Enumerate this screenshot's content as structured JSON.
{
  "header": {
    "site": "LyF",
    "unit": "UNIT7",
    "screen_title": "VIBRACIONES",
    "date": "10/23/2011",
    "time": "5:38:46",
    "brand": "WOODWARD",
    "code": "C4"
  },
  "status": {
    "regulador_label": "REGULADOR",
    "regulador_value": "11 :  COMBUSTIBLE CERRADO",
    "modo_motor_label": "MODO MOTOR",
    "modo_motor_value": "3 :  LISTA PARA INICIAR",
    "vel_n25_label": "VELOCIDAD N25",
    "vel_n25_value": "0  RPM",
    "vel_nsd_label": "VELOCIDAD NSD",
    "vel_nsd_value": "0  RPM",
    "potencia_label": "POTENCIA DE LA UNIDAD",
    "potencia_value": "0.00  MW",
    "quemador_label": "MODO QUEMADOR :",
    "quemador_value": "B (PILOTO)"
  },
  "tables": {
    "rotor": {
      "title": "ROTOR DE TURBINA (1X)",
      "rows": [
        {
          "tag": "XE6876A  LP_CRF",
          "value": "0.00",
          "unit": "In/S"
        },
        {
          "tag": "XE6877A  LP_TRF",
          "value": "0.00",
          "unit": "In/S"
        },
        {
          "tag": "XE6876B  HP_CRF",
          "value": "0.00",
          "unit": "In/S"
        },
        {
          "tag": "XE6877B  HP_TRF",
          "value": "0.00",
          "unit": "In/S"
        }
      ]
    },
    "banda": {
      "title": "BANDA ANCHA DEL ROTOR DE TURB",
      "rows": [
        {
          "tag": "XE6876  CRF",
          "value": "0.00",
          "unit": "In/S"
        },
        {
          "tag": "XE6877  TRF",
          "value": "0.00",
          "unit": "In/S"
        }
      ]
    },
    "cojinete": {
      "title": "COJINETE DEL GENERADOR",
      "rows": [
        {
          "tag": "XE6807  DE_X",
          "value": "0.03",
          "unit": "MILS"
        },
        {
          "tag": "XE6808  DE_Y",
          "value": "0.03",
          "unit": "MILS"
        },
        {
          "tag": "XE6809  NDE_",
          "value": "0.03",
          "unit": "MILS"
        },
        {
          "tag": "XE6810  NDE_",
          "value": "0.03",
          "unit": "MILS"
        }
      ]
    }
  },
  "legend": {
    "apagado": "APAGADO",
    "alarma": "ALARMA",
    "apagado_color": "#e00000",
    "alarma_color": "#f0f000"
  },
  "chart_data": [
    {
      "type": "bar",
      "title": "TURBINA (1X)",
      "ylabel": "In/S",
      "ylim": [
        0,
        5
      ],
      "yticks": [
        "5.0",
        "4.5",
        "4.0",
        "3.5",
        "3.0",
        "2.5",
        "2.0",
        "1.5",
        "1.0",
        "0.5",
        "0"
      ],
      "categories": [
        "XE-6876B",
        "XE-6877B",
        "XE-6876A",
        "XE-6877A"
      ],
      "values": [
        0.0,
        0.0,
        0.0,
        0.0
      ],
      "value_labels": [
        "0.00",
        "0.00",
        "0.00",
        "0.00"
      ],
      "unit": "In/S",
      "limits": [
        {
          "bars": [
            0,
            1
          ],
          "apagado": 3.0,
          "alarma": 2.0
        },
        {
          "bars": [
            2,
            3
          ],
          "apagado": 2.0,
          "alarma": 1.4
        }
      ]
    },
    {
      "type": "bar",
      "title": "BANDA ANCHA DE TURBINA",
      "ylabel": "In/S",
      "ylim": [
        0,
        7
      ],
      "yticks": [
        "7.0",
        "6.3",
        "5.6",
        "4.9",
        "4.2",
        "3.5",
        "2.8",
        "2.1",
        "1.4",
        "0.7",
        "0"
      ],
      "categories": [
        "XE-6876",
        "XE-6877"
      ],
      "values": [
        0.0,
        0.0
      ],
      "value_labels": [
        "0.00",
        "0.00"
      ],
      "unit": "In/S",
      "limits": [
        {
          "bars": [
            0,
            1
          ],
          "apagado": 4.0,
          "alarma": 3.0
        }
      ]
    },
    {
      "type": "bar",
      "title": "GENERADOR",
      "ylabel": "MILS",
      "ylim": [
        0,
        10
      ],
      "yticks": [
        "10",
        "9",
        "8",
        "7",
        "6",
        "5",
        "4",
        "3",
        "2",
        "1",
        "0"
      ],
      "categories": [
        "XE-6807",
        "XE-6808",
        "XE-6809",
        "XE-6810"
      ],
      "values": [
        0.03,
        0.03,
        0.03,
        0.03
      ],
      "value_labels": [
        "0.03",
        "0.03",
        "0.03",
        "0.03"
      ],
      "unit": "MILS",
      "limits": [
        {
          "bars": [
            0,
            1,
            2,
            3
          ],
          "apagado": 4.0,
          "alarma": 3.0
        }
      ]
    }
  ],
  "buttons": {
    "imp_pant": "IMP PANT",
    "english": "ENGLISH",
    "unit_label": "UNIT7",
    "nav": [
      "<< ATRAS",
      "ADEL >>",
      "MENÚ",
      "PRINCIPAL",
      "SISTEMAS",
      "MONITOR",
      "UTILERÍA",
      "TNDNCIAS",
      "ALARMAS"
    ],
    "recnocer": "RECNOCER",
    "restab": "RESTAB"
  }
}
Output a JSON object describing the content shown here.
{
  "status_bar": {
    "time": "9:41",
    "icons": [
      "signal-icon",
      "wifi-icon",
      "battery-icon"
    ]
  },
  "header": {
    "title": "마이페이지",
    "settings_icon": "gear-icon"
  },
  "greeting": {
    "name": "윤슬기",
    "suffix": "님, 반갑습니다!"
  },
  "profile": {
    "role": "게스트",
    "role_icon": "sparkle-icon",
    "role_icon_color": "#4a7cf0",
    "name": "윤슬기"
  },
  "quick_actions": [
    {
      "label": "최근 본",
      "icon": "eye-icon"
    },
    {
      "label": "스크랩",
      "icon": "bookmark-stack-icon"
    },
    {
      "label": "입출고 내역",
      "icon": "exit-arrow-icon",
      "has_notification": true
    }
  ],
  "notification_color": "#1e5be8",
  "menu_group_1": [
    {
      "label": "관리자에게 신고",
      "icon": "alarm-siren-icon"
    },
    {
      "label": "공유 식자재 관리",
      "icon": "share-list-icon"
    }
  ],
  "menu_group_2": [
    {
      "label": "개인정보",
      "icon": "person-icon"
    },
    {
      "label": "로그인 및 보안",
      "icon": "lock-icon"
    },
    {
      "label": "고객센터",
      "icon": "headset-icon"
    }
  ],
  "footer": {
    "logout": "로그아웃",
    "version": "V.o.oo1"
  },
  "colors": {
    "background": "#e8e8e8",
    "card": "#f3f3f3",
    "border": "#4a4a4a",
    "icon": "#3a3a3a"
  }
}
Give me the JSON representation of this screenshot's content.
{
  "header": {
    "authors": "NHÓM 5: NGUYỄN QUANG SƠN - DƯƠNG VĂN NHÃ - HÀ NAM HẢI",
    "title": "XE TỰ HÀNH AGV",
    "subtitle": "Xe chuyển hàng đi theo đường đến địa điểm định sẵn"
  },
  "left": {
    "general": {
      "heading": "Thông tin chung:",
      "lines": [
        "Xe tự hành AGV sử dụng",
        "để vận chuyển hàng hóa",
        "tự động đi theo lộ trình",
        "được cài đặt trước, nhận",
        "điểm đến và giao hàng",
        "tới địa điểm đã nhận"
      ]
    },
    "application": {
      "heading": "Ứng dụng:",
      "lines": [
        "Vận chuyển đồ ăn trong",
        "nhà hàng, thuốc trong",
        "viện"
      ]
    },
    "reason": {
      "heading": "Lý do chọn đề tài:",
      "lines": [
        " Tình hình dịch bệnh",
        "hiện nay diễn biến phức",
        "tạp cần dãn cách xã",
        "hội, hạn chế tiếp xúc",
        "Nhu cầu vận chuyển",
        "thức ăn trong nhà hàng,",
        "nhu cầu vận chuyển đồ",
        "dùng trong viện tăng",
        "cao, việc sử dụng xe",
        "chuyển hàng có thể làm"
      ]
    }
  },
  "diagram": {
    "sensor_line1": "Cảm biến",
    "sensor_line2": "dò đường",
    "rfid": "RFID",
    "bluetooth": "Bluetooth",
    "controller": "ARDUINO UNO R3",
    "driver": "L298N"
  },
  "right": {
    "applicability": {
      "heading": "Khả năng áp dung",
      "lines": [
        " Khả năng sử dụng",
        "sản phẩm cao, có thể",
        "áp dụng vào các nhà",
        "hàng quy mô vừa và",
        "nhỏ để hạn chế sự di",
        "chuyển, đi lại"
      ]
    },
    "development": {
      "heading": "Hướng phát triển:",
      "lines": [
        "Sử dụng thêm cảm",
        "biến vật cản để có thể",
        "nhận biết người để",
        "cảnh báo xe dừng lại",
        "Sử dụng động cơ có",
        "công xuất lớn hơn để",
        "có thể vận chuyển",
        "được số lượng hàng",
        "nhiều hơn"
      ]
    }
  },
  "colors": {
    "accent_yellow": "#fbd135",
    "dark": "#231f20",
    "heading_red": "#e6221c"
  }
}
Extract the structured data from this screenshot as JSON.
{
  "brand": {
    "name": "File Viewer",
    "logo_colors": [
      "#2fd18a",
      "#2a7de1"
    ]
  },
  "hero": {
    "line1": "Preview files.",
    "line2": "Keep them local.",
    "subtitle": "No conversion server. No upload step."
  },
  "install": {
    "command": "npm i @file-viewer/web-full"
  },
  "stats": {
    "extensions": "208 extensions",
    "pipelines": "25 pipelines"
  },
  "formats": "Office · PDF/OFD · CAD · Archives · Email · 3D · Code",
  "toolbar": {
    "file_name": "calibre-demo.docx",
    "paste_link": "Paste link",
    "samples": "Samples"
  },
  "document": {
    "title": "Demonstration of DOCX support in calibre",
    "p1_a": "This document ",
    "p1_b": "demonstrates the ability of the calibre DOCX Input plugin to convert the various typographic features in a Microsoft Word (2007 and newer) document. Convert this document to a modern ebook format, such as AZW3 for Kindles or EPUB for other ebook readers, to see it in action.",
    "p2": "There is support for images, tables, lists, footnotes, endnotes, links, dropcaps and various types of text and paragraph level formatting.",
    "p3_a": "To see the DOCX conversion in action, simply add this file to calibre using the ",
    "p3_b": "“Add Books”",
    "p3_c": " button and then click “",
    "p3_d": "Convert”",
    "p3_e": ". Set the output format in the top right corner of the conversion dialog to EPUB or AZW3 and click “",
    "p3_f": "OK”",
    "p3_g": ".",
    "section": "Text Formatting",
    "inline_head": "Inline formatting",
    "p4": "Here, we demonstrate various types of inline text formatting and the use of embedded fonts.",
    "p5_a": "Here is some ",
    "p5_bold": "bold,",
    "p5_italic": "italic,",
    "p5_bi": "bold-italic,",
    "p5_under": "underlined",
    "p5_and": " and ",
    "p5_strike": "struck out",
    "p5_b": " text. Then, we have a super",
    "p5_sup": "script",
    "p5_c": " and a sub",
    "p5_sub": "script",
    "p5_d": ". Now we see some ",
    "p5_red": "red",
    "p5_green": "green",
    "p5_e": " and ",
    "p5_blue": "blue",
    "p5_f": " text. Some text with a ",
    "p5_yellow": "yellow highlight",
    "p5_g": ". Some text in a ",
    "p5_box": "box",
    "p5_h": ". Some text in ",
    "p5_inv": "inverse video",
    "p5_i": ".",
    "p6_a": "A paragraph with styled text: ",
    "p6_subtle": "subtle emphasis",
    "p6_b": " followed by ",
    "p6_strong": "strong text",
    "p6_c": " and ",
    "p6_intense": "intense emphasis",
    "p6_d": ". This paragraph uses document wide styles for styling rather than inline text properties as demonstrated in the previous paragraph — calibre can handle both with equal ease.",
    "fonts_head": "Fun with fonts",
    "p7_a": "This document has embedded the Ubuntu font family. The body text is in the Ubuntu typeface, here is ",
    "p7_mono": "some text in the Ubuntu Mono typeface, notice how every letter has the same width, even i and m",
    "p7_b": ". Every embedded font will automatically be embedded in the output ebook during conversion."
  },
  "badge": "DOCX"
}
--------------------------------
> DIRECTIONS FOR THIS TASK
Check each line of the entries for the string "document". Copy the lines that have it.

> EXERCISE SOLUTION
  "document": {
    "p1_a": "This document ",
    "p1_b": "demonstrates the ability of the calibre DOCX Input plugin to convert the various typographic features in a Microsoft Word (2007 and newer) document. Convert this document to a modern ebook format, such as AZW3 for Kindles or EPUB for other ebook readers, to see it in action.",
    "p6_d": ". This paragraph uses document wide styles for styling rather than inline text properties as demonstrated in the previous paragraph — calibre can handle both with equal ease.",
    "p7_a": "This document has embedded the Ubuntu font family. The body text is in the Ubuntu typeface, here is ",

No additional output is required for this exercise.